Self-evaluation plays an important part in inspections and all schools are provided with an interactive online self-evaluation form (SEF) - see the self-evaluation and the SEF page. The interactive site has examples of blank SEFs for download.

How do we inspect?

Inspection is a process of evidence gathering, particularly through lesson observation, in order to provide an evaluation of how well a school is performing. Inspections take place over two days, and dialogue with senior managers in the school plays a central part. The school’s self-evaluation provides the starting point for inspectors, and the views of pupils, parents and other stakeholders are taken into account. Inspections are conducted by an inspection team. The size of the team is determined by the number on roll. Inspections result in a written report indicating one of four grades: outstanding, good, satisfactory or inadequate.

When do inspections take place?

The frequency of school inspections depends on the outcome of schools’ previous inspections and an annual assessment of their subsequent performance. Schools that were satisfactory at their last inspection are inspected within three school years from the end of the school year in which that inspection took place. About 40% of these schools will receive a monitoring visit between inspections to check on progress. Schools judged inadequate at their last inspection will continue to receive regular monitoring visits and are reinspected after a specific period.

Good or outstanding schools are inspected once within five school years from the end of the school year in which that inspection took place unless there are concerns about their performance, safeguarding or welfare arrangements. Good or outstanding schools not inspected three years after their last inspection will receive an assessment of their performance, called an interim assessment report. This assessment will draw on test and examination results and information about, for example, pupils' attendance. It will explain to the school and to parents why the school will not be inspected in that academic year.

How much notice do schools get of an inspection?

Schools receive between zero and two working days’ notice of a section 5 inspection, with most receiving between one and two days notice. HMCI may arrange for any school to be inspected without notice where there are particular reasons, such as those connected to pupils’ welfare, or where there are concerns about safeguarding or rapid decline in performance.

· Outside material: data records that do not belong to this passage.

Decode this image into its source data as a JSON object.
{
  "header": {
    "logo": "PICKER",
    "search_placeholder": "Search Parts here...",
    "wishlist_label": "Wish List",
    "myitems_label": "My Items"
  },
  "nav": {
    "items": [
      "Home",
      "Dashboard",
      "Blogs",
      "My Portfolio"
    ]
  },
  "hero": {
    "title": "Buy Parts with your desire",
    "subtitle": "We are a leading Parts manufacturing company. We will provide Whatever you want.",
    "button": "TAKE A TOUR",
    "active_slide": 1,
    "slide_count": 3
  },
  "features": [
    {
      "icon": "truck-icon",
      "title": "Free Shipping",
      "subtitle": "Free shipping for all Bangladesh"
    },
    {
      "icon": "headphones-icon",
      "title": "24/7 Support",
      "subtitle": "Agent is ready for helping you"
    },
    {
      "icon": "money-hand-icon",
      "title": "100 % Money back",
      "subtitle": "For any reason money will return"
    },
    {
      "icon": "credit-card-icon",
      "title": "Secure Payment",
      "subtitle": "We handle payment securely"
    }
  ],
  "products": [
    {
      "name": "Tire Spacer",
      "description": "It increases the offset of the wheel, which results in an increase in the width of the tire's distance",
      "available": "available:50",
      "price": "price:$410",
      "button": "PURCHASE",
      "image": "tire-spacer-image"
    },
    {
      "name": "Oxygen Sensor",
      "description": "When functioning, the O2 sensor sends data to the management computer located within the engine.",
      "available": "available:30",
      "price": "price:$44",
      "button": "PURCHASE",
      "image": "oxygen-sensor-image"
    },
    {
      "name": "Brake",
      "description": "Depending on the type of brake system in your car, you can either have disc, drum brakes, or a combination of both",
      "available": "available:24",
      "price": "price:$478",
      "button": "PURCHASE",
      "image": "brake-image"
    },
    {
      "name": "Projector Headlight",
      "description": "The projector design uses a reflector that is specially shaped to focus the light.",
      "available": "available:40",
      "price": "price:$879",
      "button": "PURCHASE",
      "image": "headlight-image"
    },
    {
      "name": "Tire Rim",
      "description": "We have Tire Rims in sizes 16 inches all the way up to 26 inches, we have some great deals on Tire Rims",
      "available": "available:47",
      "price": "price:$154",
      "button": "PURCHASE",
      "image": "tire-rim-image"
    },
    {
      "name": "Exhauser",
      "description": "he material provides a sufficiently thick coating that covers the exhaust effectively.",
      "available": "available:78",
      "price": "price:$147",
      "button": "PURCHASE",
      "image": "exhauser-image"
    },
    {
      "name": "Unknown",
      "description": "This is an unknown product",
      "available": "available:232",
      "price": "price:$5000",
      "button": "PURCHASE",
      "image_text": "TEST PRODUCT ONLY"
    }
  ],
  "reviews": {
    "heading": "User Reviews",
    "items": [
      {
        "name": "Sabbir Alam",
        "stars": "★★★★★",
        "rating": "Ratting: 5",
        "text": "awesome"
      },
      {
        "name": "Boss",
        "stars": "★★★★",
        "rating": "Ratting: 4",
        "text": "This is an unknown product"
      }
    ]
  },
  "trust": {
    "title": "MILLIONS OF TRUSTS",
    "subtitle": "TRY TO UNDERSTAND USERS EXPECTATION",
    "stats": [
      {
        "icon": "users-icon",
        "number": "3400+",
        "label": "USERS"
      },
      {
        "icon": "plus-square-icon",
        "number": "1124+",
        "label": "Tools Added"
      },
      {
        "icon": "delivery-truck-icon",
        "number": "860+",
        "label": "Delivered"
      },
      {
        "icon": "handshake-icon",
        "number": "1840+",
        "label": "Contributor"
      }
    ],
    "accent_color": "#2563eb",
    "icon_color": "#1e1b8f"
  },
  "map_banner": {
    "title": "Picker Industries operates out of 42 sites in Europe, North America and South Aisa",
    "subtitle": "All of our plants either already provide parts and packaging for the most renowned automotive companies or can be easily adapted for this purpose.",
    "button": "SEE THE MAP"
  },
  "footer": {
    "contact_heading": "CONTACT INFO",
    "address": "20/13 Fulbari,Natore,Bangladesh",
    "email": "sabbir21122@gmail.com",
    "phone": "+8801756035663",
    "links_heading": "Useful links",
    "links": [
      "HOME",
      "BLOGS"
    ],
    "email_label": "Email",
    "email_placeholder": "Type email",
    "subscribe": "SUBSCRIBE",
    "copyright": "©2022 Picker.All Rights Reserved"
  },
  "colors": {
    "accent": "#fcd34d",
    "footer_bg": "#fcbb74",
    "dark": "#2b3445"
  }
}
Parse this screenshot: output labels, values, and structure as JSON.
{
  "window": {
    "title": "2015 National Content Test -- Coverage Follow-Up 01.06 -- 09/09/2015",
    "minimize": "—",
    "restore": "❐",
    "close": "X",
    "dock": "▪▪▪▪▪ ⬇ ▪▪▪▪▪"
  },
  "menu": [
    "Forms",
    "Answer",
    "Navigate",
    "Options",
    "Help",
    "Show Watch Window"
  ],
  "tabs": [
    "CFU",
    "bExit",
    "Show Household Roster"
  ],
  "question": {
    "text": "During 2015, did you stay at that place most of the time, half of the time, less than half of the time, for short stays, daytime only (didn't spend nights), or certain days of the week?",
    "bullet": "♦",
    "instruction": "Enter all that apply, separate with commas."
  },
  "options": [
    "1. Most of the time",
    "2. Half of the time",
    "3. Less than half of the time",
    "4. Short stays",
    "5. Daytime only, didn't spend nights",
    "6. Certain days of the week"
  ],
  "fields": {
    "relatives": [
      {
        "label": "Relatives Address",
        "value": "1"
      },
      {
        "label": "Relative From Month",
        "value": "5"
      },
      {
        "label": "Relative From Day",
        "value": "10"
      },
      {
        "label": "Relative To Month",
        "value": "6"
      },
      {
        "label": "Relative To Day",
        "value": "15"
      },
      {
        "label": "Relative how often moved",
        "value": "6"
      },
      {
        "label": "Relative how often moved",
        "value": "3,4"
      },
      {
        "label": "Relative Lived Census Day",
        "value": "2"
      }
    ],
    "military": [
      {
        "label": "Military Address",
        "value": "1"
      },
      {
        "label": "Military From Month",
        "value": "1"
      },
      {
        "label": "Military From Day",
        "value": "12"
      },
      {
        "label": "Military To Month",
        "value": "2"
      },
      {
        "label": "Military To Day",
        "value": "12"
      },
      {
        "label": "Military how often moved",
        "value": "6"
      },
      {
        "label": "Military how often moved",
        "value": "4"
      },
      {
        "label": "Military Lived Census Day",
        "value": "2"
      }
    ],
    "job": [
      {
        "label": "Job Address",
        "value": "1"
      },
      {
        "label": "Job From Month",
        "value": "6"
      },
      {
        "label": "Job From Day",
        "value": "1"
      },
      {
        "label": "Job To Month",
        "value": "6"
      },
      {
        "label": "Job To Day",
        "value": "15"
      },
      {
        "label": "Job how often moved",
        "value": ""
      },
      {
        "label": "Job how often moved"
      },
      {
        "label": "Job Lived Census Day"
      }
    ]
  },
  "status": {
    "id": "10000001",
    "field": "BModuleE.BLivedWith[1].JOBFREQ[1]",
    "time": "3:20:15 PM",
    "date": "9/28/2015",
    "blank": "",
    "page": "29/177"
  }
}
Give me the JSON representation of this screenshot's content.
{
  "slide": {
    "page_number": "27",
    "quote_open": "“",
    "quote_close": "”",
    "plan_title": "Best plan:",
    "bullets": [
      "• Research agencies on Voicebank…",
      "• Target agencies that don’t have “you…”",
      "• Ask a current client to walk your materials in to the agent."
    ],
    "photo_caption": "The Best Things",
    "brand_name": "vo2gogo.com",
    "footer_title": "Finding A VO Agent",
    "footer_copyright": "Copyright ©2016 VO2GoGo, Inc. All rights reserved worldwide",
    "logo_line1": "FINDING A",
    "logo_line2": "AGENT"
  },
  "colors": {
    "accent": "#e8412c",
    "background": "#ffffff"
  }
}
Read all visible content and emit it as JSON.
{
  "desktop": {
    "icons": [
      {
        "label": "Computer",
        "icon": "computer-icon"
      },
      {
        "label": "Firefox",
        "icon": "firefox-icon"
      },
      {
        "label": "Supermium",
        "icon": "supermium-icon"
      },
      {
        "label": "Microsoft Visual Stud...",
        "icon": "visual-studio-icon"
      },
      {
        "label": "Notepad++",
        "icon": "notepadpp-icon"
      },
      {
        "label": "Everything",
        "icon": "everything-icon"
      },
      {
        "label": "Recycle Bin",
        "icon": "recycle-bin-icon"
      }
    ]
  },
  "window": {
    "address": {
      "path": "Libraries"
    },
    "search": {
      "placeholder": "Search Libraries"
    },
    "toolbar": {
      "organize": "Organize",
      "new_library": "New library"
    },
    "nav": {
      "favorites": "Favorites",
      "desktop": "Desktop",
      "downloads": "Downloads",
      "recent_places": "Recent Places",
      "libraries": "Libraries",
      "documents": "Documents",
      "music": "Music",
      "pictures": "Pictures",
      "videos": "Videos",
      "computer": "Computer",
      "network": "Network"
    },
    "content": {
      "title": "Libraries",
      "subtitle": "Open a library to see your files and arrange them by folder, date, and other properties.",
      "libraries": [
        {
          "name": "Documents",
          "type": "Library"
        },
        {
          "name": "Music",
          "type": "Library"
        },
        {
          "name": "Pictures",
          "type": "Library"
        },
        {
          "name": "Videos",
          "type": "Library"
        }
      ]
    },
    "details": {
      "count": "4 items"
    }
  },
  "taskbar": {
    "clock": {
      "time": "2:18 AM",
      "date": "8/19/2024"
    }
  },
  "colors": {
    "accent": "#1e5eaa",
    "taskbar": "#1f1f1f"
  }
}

Monitoring visits will be conducted without notice.

How are parents involved?

We ask schools to tell parents about the inspection and we ask schools to pass on an explanatory leaflet and letter to parents from us. The letter includes a confidential questionnaire asking for parents' and carers' views about the school, which they can return to the inspection team. It is available in English and different languages.

Parents can ask to speak to inspectors during the inspection, and our inspectors will do their best to meet with them.

How are pupils involved?

When a school is inspected, a sample of pupils completes a confidential questionnaire giving their views about the school. Inspectors talk to groups of pupils to find out their views about the school and what it provides for them.
Schools often conduct their own surveys to find out what pupils think. Inspectors will still see the results of this and discuss how the school has taken pupils’ views into account.

In boarding schools, residential special schools and children's homes that offer education pupils are asked to complete a further confidential questionnaire which gives the inspectors extra information about this aspect of the school's work.

Questionnaires are on the main documents for schools page.

Inspectors write a letter to pupils after the inspection to tell them the main findings and how the school can improve further.